O’Donnabhain v. Commissioner of Internal Revenue
Victory! On February 2, 2010, the U.S. Tax Court issued an important decision in O’Donnabhain v. Commissioner of Internal Revenue, ruling for the first time that treatment for gender identity disorder qualifies as medical care under the Internal Revenue Code, and is therefore deductible.
Ms. O’Donnabhain deducted costs related to her sex reassignment when submitting her federal tax forms in April 2002. She received her tax refund in June 2002, but six months later she was audited.
Ms. O’Donnabhain contacted GLAD, whose attorneys assisted her in appealing the tax examiner’s decision. After an initial indication by an Appeals Officer to allow the deduction, the local IRS office decided to seek a decision from Washington. The IRS Chief Counsel issued an Advice Letter on October 14, 2005, once again denying the deduction and the matter progressed to US Tax Court, where trial took place July 24 – August 23, 2007.
Both sides completed filing proposed findings of fact, conclusions of law, and responses to those submissions in February, 2008.
Like many natives of Boston’s South Shore, Rhiannon O’Donnabhain grew up in a quiet, close knit Irish Catholic family. Saturday confession and Sunday mass were weekly rituals.
And like many Americans during the 1960s, Rhiannon went into military service after college, enlisting in the Coast Guard during the Vietnam War. She later worked in construction and as an engineer, in both the public and private sector.
But despite her years of service and hard work, the IRS has not treated Rhiannon the same as other tax-paying Americans. In 2003 they denied her the ability to deduct the cost of medical treatment —simply because she is transgender.
Born anatomically male, Rhiannon began having conflicted feelings about her gender identity—a person’s deeply-felt sense of being male or female—as early as elementary school. By early adolescence, these feelings intensified, and she increasingly imagined being female. The dissonance between who she felt she was inside and who she saw in the mirror caused her acute distress.
Rhiannon tried hard to fit into the male role—to do “masculine” things—to make these feelings go away. She joined the Coast Guard, chose the male-dominated field of civil engineering, married at 26, and parented three children.
But her strong sense that she was a woman persisted, and her internal conflict escalated. After her marriage ended in 1992, she reached a point where she could no longer live with the inner discord. She was focused all the time on the strong feeling that she was in the wrong body. Her suffering made forming social relationships difficult, affected interactions with her family,
and occupied her constantly.
In 1996, Rhiannon began seeing a therapist who evaluated her and diagnosed her with gender identity disorder (GID), a persistent conflict between a person’s birth sex and their gender identity. GID is a recognized medical condition requiring medical care in severe cases.
For Rhiannon, the diagnosis meant that after a lifetime of feeling utterly alone and misunderstood, she finally had a language for what she had experienced since childhood.

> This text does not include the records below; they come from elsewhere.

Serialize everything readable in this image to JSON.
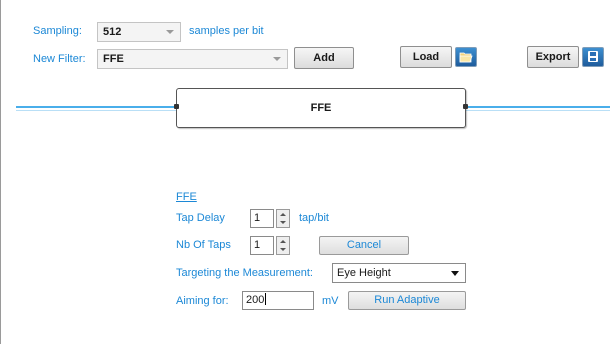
{
  "sampling": {
    "label": "Sampling:",
    "value": "512",
    "unit": "samples per bit"
  },
  "new_filter": {
    "label": "New Filter:",
    "value": "FFE",
    "add_label": "Add"
  },
  "toolbar": {
    "load_label": "Load",
    "load_icon": "folder-open-icon",
    "export_label": "Export",
    "export_icon": "save-icon"
  },
  "chain": {
    "block_label": "FFE"
  },
  "settings": {
    "title": "FFE",
    "tap_delay_label": "Tap Delay",
    "tap_delay_value": "1",
    "tap_delay_unit": "tap/bit",
    "nb_taps_label": "Nb Of Taps",
    "nb_taps_value": "1",
    "cancel_label": "Cancel",
    "target_label": "Targeting the Measurement:",
    "target_value": "Eye Height",
    "aim_label": "Aiming for:",
    "aim_value": "200",
    "aim_unit": "mV",
    "run_label": "Run Adaptive"
  },
  "colors": {
    "accent": "#1c88d6",
    "line": "#4aaeea"
  }
}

More than that, there was a prescribed course of treatment—and hope that at last she could feel better.
She took her treatment one step at a time, starting with regular counseling and eventually undertaking hormone therapy. Later, she “came out” as transgender to her family and coworkers, legally changed her name, and presented as female in every aspect of her life. Finally, in 2001, after she and her health care providers determined that surgery was critical to enable her to live her life as a woman, she underwent several surgeries as part of her course of transition. Without the surgery, Rhiannon could not unite her inner and outer selves, live a full and healthy life, and be fully human.
Despite the pain of surgery, Rhiannon felt immediate relief. She returned to work after six weeks of recovery with the sense that she—for the first time—could comfortably live her life.
When she filed her taxes the following year, she claimed a medical deduction for the approximately $25,000 out-of-pocket medical expenses related to the surgeries and other medical care relating to her transition and quickly received her refund. But months later she got notice that she would be audited. She was prepared with every required receipt and then some—she was so well prepared that her auditor at one point mentioned that the IRS might even owe her money. But eventually she received a letter saying that they denied her deduction—someone somewhere at the IRS had decided that her surgery was not medical care but “cosmetic.”
With Gay & Lesbian Advocates & Defenders (GLAD), in 2006, Rhiannon brought suit against the IRS, arguing that the medical expenses relating to her transition were clearly for medical care, and therefore as deductible as an appendectomy or heart bypass surgery.
What she wants, she says, is fair and equal treatment—to not be discriminated against simply because she is transgender.
“I’m not asking for any more than any other person is entitled to,” she says.
Verdict Watch is On in Transgender/IRS TrialFebruary 15, 2008
GLAD and the IRS have completed post-trial briefing in the case of O’Donnabhain v. Commissioner of Internal Revenue. In this case, Rhiannon O’Donnabhain sued the IRS after their refusal to treat her expenses for hormone therapy and sex reassignment surgery as a legitimate medical deduction. A four-day trial was held in U.S. Tax Court in July and August 2007, and with the completion of briefing, Ms. O’Donnabhain and GLAD now await a potentially precedent-setting decision.